REQUIREMENT: Images do not belong in the copy. Retype the entries exactly.
◇ ◇ ◇ ◇ ◇
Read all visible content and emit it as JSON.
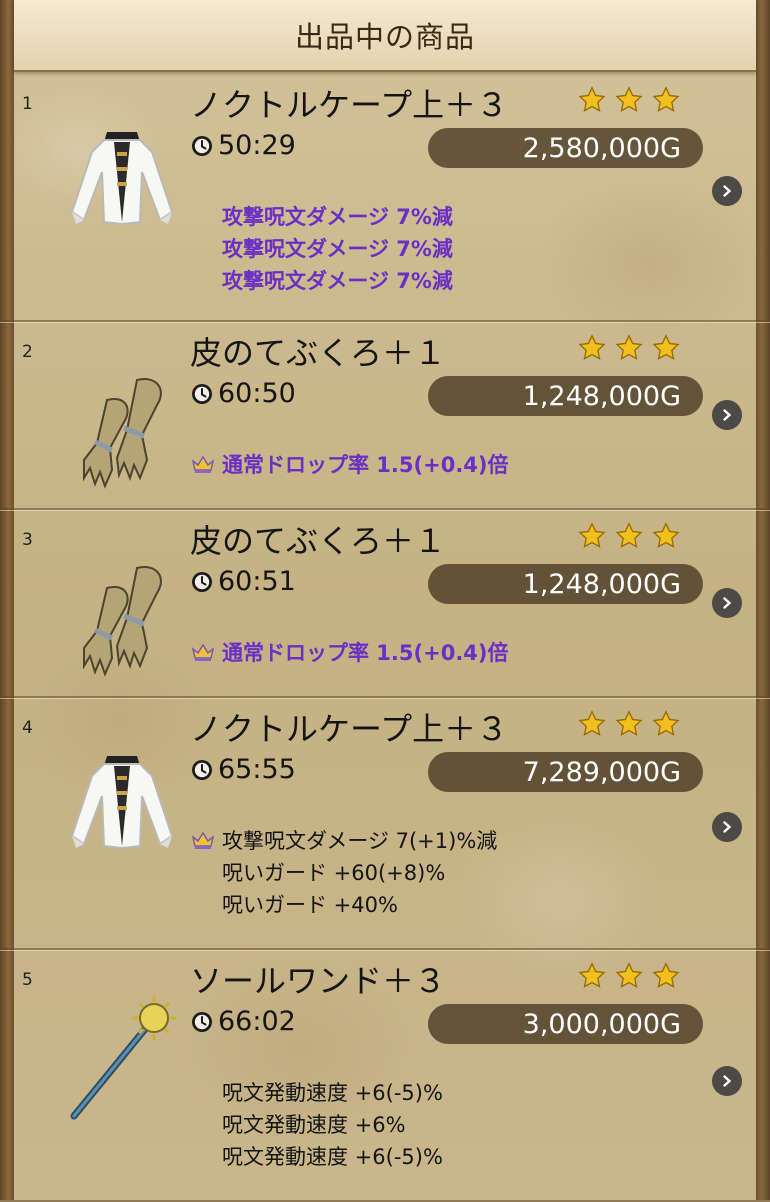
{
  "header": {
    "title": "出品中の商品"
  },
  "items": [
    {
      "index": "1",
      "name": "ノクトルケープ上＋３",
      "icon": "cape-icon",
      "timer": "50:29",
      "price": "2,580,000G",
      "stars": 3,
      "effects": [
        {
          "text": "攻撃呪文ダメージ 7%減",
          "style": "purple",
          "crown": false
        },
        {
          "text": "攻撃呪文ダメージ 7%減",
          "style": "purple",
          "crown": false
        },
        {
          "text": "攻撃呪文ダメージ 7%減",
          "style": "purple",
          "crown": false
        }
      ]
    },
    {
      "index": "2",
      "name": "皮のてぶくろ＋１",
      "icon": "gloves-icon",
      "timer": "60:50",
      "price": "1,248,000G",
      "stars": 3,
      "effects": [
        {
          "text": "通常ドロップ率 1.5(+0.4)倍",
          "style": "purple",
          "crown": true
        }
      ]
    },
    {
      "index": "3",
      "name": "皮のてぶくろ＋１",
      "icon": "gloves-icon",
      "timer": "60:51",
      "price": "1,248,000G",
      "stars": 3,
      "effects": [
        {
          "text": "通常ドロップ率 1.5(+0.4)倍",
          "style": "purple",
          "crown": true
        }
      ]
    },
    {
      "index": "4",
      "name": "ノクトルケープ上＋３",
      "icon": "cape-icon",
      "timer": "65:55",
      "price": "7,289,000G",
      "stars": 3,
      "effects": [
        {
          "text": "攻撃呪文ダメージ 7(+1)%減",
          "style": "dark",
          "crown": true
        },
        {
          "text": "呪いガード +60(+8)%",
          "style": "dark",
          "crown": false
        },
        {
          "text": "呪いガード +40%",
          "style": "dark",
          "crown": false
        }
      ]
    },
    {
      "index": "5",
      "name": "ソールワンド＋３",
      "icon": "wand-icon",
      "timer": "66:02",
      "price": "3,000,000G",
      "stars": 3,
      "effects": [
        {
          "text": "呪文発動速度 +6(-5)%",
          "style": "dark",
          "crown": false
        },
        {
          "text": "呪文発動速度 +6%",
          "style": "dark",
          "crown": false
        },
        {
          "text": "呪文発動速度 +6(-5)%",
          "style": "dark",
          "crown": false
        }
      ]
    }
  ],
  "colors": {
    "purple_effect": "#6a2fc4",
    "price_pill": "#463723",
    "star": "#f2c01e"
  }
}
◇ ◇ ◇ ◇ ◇
EXERCISE RESPONSE:
Read all visible content and emit it as JSON.
{
  "header": {
    "title": "出品中の商品"
  },
  "items": [
    {
      "index": "1",
      "name": "ノクトルケープ上＋３",
      "icon": "cape-icon",
      "timer": "50:29",
      "price": "2,580,000G",
      "stars": 3,
      "effects": [
        {
          "text": "攻撃呪文ダメージ 7%減",
          "style": "purple",
          "crown": false
        },
        {
          "text": "攻撃呪文ダメージ 7%減",
          "style": "purple",
          "crown": false
        },
        {
          "text": "攻撃呪文ダメージ 7%減",
          "style": "purple",
          "crown": false
        }
      ]
    },
    {
      "index": "2",
      "name": "皮のてぶくろ＋１",
      "icon": "gloves-icon",
      "timer": "60:50",
      "price": "1,248,000G",
      "stars": 3,
      "effects": [
        {
          "text": "通常ドロップ率 1.5(+0.4)倍",
          "style": "purple",
          "crown": true
        }
      ]
    },
    {
      "index": "3",
      "name": "皮のてぶくろ＋１",
      "icon": "gloves-icon",
      "timer": "60:51",
      "price": "1,248,000G",
      "stars": 3,
      "effects": [
        {
          "text": "通常ドロップ率 1.5(+0.4)倍",
          "style": "purple",
          "crown": true
        }
      ]
    },
    {
      "index": "4",
      "name": "ノクトルケープ上＋３",
      "icon": "cape-icon",
      "timer": "65:55",
      "price": "7,289,000G",
      "stars": 3,
      "effects": [
        {
          "text": "攻撃呪文ダメージ 7(+1)%減",
          "style": "dark",
          "crown": true
        },
        {
          "text": "呪いガード +60(+8)%",
          "style": "dark",
          "crown": false
        },
        {
          "text": "呪いガード +40%",
          "style": "dark",
          "crown": false
        }
      ]
    },
    {
      "index": "5",
      "name": "ソールワンド＋３",
      "icon": "wand-icon",
      "timer": "66:02",
      "price": "3,000,000G",
      "stars": 3,
      "effects": [
        {
          "text": "呪文発動速度 +6(-5)%",
          "style": "dark",
          "crown": false
        },
        {
          "text": "呪文発動速度 +6%",
          "style": "dark",
          "crown": false
        },
        {
          "text": "呪文発動速度 +6(-5)%",
          "style": "dark",
          "crown": false
        }
      ]
    }
  ],
  "colors": {
    "purple_effect": "#6a2fc4",
    "price_pill": "#463723",
    "star": "#f2c01e"
  }
}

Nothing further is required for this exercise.